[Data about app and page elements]
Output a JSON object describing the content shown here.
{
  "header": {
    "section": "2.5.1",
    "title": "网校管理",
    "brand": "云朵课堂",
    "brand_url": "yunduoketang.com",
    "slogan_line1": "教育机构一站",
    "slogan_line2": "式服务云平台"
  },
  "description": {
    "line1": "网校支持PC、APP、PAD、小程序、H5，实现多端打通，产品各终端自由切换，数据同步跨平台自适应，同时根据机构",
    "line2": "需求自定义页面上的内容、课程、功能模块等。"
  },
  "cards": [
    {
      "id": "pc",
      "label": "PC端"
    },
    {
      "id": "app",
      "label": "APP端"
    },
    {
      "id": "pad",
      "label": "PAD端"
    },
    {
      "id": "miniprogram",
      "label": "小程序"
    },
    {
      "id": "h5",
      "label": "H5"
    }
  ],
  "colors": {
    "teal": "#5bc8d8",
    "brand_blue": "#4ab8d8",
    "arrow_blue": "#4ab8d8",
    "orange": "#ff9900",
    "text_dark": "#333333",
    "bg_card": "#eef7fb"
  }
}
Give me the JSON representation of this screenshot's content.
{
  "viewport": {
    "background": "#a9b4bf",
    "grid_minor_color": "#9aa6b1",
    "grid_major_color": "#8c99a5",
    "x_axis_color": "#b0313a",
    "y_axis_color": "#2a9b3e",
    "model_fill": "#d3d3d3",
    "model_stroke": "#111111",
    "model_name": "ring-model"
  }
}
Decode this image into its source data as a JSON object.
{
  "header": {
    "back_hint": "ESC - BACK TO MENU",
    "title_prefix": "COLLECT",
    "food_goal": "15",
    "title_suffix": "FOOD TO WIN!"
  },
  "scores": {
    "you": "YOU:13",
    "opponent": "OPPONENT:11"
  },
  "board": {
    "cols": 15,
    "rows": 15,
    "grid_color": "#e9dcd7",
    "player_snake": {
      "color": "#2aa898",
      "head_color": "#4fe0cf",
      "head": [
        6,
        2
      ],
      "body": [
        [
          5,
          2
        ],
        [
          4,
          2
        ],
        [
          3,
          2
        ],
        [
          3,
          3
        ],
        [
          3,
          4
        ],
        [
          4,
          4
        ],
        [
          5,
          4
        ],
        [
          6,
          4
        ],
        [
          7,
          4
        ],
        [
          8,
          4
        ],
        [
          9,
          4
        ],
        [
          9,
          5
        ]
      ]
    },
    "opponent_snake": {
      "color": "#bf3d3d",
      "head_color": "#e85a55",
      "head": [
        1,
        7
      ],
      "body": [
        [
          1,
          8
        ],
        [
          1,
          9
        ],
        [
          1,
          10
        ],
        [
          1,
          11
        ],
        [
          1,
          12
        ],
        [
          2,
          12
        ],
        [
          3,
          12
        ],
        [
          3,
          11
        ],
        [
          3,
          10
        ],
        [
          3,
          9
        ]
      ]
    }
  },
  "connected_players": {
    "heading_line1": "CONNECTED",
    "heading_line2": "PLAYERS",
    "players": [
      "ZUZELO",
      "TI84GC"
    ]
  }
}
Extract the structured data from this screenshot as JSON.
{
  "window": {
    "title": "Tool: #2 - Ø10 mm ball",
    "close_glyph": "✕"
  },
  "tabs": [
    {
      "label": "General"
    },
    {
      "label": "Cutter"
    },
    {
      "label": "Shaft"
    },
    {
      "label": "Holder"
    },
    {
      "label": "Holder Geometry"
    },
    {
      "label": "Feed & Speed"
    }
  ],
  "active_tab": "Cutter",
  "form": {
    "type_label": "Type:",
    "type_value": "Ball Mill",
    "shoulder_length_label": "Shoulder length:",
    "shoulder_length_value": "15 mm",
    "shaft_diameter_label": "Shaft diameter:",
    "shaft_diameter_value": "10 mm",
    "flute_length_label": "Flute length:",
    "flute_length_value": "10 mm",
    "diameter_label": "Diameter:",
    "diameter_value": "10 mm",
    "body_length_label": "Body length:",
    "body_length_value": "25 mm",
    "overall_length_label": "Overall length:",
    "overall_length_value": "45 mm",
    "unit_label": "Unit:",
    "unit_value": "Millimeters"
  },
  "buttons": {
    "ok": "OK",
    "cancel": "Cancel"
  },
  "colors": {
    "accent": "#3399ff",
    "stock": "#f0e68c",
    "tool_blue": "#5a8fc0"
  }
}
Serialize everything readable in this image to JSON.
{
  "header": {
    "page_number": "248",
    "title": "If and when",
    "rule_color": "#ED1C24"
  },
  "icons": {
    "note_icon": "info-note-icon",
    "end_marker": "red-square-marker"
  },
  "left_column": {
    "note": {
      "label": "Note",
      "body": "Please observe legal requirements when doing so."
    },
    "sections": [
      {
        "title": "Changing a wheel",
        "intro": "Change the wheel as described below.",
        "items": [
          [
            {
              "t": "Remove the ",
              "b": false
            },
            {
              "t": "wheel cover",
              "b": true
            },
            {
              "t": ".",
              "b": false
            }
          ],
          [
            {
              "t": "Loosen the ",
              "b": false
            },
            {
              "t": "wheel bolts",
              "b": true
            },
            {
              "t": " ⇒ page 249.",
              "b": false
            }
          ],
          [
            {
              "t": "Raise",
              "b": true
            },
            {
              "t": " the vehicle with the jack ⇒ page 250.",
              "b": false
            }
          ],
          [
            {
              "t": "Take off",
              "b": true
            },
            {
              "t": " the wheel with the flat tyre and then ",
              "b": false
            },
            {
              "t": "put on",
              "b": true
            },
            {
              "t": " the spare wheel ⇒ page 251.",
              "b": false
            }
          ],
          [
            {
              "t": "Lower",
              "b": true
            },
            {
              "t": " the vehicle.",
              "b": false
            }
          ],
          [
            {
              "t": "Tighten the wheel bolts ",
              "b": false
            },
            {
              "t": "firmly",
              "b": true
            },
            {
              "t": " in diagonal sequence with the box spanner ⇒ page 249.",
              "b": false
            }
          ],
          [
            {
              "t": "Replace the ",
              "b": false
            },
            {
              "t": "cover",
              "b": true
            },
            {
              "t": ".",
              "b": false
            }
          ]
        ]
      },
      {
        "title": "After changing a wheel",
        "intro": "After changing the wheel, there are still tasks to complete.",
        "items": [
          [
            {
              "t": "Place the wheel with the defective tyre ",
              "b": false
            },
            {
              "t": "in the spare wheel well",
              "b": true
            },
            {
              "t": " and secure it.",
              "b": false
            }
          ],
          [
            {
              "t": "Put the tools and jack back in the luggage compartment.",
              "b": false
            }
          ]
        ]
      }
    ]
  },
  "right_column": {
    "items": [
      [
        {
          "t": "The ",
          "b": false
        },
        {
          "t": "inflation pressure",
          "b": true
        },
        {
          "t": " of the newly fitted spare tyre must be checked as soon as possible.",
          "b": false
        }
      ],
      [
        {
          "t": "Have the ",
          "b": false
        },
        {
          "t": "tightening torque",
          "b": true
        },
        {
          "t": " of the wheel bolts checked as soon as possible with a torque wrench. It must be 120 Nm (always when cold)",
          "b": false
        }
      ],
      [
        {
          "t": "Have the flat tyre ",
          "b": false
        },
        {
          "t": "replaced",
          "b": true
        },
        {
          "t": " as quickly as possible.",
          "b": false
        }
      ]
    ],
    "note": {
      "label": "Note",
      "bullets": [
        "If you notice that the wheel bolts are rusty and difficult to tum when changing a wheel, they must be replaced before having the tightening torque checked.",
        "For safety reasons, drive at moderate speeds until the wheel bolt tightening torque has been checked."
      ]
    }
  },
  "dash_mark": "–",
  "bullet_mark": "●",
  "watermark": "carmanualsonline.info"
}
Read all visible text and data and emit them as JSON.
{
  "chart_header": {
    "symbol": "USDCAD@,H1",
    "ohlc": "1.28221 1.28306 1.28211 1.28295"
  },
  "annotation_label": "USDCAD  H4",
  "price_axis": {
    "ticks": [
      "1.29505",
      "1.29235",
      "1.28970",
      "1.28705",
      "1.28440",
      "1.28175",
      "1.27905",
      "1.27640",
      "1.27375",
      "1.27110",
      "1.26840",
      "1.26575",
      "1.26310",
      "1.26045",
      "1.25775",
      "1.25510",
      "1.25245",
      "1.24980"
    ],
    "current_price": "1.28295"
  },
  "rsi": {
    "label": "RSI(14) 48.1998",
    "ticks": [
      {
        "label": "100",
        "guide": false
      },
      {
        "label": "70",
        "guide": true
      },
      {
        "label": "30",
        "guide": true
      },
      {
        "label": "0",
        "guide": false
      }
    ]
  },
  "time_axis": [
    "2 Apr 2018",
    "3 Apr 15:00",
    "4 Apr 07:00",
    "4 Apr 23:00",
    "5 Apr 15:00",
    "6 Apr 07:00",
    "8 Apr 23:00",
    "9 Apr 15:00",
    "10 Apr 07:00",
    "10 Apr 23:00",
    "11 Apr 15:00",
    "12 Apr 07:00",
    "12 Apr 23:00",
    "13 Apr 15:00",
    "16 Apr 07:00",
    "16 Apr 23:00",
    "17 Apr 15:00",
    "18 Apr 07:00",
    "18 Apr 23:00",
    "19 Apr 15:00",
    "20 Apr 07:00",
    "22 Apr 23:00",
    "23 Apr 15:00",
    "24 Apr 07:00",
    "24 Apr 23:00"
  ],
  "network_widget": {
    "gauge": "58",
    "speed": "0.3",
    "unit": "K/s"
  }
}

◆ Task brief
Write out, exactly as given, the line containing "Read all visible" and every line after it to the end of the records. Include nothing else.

◆ Reply to the exercise
Read all visible text and data and emit them as JSON.
{
  "chart_header": {
    "symbol": "USDCAD@,H1",
    "ohlc": "1.28221 1.28306 1.28211 1.28295"
  },
  "annotation_label": "USDCAD  H4",
  "price_axis": {
    "ticks": [
      "1.29505",
      "1.29235",
      "1.28970",
      "1.28705",
      "1.28440",
      "1.28175",
      "1.27905",
      "1.27640",
      "1.27375",
      "1.27110",
      "1.26840",
      "1.26575",
      "1.26310",
      "1.26045",
      "1.25775",
      "1.25510",
      "1.25245",
      "1.24980"
    ],
    "current_price": "1.28295"
  },
  "rsi": {
    "label": "RSI(14) 48.1998",
    "ticks": [
      {
        "label": "100",
        "guide": false
      },
      {
        "label": "70",
        "guide": true
      },
      {
        "label": "30",
        "guide": true
      },
      {
        "label": "0",
        "guide": false
      }
    ]
  },
  "time_axis": [
    "2 Apr 2018",
    "3 Apr 15:00",
    "4 Apr 07:00",
    "4 Apr 23:00",
    "5 Apr 15:00",
    "6 Apr 07:00",
    "8 Apr 23:00",
    "9 Apr 15:00",
    "10 Apr 07:00",
    "10 Apr 23:00",
    "11 Apr 15:00",
    "12 Apr 07:00",
    "12 Apr 23:00",
    "13 Apr 15:00",
    "16 Apr 07:00",
    "16 Apr 23:00",
    "17 Apr 15:00",
    "18 Apr 07:00",
    "18 Apr 23:00",
    "19 Apr 15:00",
    "20 Apr 07:00",
    "22 Apr 23:00",
    "23 Apr 15:00",
    "24 Apr 07:00",
    "24 Apr 23:00"
  ],
  "network_widget": {
    "gauge": "58",
    "speed": "0.3",
    "unit": "K/s"
  }
}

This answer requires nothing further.